Zipping down Halsted Ave under the orange glow of Chicago’s street lights on my disassembling, 4th generation, hand-me-down blue road Schwinn, dressed in a Threadless shirt, jeans, a blue plaid hoodie and a gray pair of Chuck Taylors, a smile cracked upon my face. The air was cool and damp, a mixture of late spring’s warmth and early June’s soft breath, as a light but blanketing fog was rolling in from Lake Michigan. Pedaling at a speed of half urgency and half adventure seeking, I roll through Boystown, without even blinking at the scantily dressed men, into Lakeview. Ignoring all stop signs and disregarding traffic lights as I weaved through intersecting traffic like a true Chicago cyclist, my smile grew bigger. Chuckling at the posing scensters trying to find a party for the night, I managed to cut off a taxi while avoiding a prematurely drunk girl and her male escort.
“Bloody hell!” I spoke aloud in a horrible faux British accent.
I laughed. Nothing seems more appropriate now than talking in a bad foreign accent. Wondering if I should make a future video about my horrific accents, I brake suddenly, standing up on the pedals to avoid flying off, as I make a sharp right onto Lincoln Ave. Mere seconds after I turned, I beheld the sight I was looking for: Lincoln Hall.
Upon entering the new midsized venue that I have become quite acquainted recently, I found a small gap to claim just off the right of the stage. Beer in hand, I waited amongst the anxious growing crowd for the main act.
Never had I ever attended a “last show.” Though my concert numbers are still considered low by most standards, I have definitely attended my fair share. And yet, I have yet to experience the caliber that is known as the great farewell. Long have I heard stories of friends about the greatness that is the final show. When the Smashing Pumpkins bid the world farewell in 2000 at the Metro, a high school buddy of mine was in attendance. The passion in his description of the magnificent performance made me wish I was present. But tonight, I am present at the final show in Chicago of a wonderful band. A band that I have soundtracked in a few of my videos. A band that reminded me the fun of music. A band that is unfortunately breaking up.
Intermingled among the crowd but by myself, I sighed in sadness but also in great excitement. Tonight, I will experience my first last show. As bitter sweet as it will be, I cannot contain the excitement that my first time seeing the band live will also be my last.
The lights dimmed.
The crowd roused to great excitement.
The lights slowly glowed upon the band members as they positioned themselves with their instruments.
“Hi Chicago! We’re Voxtrot!”
Joyful cheers and cries of “Please don’t break up!” filled the venue. The band smiled upon us in a sweet but sad manner. They knew it was the end. The crowd knew it too, but we refused to accept it; at least for this night.

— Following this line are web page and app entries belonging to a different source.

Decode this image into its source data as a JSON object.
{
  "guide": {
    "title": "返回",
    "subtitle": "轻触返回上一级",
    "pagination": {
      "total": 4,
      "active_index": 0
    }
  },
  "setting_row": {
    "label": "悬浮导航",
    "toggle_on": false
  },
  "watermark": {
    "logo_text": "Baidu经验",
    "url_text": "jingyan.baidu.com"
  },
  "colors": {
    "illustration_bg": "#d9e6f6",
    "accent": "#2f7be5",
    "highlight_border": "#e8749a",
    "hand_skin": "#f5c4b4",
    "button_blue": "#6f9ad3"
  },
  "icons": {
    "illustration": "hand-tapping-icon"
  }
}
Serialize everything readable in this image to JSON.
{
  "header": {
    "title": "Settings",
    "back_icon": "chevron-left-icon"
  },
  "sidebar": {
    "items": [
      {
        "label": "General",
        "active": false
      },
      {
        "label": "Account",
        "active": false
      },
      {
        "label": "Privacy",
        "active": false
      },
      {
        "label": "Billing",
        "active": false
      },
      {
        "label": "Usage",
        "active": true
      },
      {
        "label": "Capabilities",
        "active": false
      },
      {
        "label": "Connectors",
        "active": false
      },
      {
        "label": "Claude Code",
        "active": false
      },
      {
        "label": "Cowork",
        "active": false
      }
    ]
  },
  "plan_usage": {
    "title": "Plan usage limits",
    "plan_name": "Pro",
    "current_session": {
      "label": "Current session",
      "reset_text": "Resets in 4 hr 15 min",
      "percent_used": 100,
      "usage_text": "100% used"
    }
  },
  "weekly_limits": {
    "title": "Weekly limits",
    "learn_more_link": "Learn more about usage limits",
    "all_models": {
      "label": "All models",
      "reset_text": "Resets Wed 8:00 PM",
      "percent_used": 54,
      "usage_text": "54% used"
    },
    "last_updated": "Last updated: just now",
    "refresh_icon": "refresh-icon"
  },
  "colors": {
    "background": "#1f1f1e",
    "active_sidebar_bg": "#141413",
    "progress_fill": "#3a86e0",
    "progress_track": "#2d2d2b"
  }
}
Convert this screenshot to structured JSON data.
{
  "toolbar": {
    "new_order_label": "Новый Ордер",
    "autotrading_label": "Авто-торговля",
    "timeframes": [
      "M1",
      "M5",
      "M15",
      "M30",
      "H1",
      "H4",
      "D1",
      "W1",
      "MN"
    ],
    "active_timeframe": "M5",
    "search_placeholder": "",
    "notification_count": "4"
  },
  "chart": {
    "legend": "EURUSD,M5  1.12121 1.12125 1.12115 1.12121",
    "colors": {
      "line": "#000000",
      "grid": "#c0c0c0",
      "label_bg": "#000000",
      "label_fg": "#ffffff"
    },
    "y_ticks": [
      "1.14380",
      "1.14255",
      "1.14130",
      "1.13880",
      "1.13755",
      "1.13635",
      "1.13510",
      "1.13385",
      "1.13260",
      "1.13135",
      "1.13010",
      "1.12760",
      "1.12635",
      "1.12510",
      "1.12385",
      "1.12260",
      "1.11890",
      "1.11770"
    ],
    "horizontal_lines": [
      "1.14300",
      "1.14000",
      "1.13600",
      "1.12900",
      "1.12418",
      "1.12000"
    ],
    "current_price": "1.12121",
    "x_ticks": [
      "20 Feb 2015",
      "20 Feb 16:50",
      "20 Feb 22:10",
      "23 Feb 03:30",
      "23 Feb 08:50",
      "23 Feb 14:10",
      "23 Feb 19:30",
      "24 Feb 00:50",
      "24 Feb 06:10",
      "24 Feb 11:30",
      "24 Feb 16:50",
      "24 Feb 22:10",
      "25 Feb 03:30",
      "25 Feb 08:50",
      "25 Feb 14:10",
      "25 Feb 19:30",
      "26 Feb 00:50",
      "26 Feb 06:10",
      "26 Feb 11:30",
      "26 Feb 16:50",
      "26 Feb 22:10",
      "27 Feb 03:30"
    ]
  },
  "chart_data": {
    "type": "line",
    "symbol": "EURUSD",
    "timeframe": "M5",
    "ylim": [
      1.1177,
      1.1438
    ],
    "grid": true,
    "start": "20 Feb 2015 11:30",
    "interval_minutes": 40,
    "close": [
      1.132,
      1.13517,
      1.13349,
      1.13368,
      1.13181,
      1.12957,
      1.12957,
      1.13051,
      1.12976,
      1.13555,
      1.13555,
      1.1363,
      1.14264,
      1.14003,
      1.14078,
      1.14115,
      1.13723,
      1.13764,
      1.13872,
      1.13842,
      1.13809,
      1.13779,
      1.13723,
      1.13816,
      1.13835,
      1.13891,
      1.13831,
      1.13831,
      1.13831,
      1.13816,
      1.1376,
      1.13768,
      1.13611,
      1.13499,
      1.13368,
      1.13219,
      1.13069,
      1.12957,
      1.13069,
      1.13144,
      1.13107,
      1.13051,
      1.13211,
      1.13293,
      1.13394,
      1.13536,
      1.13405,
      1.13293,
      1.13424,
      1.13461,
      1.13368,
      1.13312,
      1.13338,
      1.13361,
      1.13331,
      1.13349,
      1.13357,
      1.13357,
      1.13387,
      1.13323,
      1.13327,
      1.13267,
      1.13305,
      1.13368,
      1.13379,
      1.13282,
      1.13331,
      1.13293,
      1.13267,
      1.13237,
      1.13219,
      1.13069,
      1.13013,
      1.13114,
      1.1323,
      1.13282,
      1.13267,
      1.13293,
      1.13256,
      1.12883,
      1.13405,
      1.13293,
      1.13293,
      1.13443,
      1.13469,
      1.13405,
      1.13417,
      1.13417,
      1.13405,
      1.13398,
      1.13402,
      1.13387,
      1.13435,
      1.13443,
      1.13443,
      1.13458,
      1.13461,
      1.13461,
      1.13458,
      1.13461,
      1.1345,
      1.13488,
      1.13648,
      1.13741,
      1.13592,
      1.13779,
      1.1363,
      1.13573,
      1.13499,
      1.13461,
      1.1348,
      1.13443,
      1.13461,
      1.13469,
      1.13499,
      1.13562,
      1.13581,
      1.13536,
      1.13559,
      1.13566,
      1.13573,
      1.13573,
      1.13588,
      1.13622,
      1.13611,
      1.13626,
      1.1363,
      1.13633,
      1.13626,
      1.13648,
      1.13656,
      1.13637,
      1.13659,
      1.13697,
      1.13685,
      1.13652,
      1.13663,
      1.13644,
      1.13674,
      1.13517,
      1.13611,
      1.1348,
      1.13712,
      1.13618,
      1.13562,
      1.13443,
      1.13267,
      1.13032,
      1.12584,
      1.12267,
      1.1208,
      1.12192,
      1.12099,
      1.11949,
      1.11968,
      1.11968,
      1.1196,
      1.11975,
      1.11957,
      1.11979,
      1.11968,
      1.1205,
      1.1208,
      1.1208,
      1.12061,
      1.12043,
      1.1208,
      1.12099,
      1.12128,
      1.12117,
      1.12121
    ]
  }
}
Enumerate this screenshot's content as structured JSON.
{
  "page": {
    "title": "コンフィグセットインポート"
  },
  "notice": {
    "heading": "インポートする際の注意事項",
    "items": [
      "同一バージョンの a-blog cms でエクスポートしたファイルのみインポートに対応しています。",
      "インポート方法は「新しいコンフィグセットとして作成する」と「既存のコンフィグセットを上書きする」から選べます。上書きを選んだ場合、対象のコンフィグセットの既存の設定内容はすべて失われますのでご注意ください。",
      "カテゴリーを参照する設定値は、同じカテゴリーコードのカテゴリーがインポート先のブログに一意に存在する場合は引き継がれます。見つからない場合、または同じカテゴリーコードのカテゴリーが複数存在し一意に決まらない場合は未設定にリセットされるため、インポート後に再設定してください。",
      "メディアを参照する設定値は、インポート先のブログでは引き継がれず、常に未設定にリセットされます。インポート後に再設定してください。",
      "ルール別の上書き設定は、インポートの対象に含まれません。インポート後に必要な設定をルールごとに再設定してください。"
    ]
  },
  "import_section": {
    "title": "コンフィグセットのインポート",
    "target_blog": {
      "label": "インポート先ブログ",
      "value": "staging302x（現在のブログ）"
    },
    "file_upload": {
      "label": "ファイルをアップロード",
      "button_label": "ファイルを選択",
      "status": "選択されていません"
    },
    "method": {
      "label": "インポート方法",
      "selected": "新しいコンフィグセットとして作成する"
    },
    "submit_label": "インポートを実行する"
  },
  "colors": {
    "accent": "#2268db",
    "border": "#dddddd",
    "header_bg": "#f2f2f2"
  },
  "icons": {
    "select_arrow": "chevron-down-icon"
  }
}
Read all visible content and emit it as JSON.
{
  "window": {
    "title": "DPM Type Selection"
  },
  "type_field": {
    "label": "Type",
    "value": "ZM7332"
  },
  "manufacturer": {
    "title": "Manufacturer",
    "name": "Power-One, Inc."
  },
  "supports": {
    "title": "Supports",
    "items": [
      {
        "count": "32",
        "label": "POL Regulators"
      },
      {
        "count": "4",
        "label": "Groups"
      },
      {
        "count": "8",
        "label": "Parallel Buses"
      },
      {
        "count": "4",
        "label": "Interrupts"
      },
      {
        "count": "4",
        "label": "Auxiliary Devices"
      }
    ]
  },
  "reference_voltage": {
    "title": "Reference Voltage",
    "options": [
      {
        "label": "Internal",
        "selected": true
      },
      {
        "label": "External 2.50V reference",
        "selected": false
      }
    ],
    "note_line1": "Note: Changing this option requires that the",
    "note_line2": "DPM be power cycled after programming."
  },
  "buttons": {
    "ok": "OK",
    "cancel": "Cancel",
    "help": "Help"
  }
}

The low tones of “Introduction” began to sooth the venue, crowd and the band themselves as the show began.
Though constant chants of “Don’t break up” mixed between roaring cheers and applause between each song, we all knew the fate at the end of the night. No one wanted it end. Ramesh, the band lead, put it into the most appropriate words:
“This not the end, it’s just the start of something.”